New Delhi: In a last-ditch effort to persuade the Supreme Court to order a re-investigation into Mahatma Gandhi's assassination, a Mumbai-based man has contended that there were several gaps, including a "four-bullet theory" that can still be established by a forensic test but were never looked into by any agency.
Referring to medical evidence, petitioner Pankaj Phadnis, a trustee of a charitable trust, Abhinav Bharat, has claimed that the forensic examination of the third bullet which hit Gandhi was not carried out and there was no post-mortem examination of the body despite the police asking for it.
There was a forensic examination of only two bullets, he said.
"The medical evidence on record shows that the consequent two wounds were 'dangerous' but not fatal," Mr Phadnis said in a written submission filed in the top court.
Mr Phadnis, who submitted a statement before the court on March 7 and another on March 10, had questioned the "three-bullet theory" relied upon by various courts to hold the conviction of Nathuram Godse and Narayan Apte, who were hanged. He had contended that there was a need to examine whether there was a fourth bullet, which was fired by someone other than Godse.
"No cognizance was taken in the investigation of the reports of four shots reported by The Dawn, Lok Satta, Times of India etc. Material eye witnesses such as Vincent Sheen and KC Roy who reported hearing four shots were not examined," he said, referring to two journalists.
Mr Phadnis said a forensic examination of a photograph showing four wounds, blood stained shawls which recorded the number of wounds and a watch which may have stopped on being hit by a bullet was not conducted but could still be done.
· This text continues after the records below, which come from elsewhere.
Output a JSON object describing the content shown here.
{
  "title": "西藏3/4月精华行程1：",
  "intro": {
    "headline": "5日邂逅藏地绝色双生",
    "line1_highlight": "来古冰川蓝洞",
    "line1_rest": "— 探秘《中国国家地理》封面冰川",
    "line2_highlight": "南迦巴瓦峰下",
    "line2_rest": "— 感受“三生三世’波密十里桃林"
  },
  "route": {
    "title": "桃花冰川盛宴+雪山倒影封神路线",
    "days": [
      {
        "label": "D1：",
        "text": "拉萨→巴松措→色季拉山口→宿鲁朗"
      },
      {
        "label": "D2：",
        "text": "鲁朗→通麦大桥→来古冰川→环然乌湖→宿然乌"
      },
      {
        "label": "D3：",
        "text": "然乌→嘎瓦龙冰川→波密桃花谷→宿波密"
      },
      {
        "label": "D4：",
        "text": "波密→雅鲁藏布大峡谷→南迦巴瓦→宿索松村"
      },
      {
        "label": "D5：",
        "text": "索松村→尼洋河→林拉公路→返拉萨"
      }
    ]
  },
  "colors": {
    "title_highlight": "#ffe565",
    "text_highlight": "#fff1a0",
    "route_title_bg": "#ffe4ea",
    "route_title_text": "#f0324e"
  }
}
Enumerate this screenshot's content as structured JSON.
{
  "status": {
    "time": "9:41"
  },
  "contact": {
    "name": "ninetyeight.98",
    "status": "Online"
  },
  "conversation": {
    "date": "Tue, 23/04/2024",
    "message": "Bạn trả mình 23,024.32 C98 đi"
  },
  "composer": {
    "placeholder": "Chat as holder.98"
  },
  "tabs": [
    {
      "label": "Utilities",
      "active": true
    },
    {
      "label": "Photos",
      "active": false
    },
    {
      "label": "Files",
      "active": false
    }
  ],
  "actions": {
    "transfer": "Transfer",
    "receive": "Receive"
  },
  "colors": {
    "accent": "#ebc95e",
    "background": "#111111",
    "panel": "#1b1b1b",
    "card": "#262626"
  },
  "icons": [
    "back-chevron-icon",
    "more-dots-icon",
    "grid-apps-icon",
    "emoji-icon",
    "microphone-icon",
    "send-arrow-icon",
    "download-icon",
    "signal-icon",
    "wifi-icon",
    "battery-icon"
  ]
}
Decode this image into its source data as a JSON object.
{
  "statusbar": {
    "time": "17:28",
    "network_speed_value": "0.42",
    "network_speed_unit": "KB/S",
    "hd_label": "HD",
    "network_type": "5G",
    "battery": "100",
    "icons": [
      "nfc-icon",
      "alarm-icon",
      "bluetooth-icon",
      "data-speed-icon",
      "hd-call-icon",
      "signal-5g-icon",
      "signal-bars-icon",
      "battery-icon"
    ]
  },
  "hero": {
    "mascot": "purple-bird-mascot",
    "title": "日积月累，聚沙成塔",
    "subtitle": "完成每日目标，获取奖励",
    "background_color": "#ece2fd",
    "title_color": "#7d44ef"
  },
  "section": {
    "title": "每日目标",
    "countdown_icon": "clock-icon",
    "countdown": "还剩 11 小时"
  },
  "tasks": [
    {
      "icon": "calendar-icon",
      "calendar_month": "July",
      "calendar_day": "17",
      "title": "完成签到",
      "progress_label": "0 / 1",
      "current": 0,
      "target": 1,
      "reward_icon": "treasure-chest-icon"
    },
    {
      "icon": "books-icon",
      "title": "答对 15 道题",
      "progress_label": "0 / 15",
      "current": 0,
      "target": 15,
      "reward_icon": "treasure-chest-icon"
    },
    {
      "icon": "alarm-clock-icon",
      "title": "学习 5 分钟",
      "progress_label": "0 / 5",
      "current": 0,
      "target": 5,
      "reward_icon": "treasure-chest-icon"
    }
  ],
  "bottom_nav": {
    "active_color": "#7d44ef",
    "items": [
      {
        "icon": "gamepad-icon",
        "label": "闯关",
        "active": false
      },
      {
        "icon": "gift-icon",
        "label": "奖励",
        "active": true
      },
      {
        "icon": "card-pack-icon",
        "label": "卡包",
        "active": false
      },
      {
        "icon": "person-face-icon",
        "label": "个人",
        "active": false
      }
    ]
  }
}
In the written submission, filed before a bench of Justices SA Bobde and L Nageswara Rao which on March 6 reserved its verdict saying that it would not go by "sentiments", Mr Phadnis has contended that Godse and Apte were denied their Right to Appeal to the Supreme Court of India by being hanged 11 days before the Constitution of India came to be adopted by the Constituent Assembly.
However, unperturbed by the court's remarks, Mr Phadnis said he was going to present a research paper at the Royal Historical Society in London where he would speak on Gandhi's assassination and its implications on global peace.
Other accused were not arrested and no records about them are available in the public domain even today despite an order of the Chief Information Commissioner in February, 2017, he said, adding that these gaps were creating doubts in the minds of the people.
Mr Phadnis has also sought permission to approach the Commissioner of Mumbai Police to seek his help to get copies of all photographs and motion pictures pertaining to January 30 and 31, 1948, available with the Gandhi Film Foundation, Mumbai, which, he said, may show four wounds so that he could get their forensic examination done at his own cost.
The top court had on March 6 made it clear it would not go by "sentiments" but rely on legal submissions to decide on a petition seeking a re-investigation of the assassination, which has been dubbed by Mr Phadnis as one of the biggest cover-ups in history.
The top court said the plea seeking a retrial of the case was based on academic research but that could not form the basis to reopen a matter which happened years ago.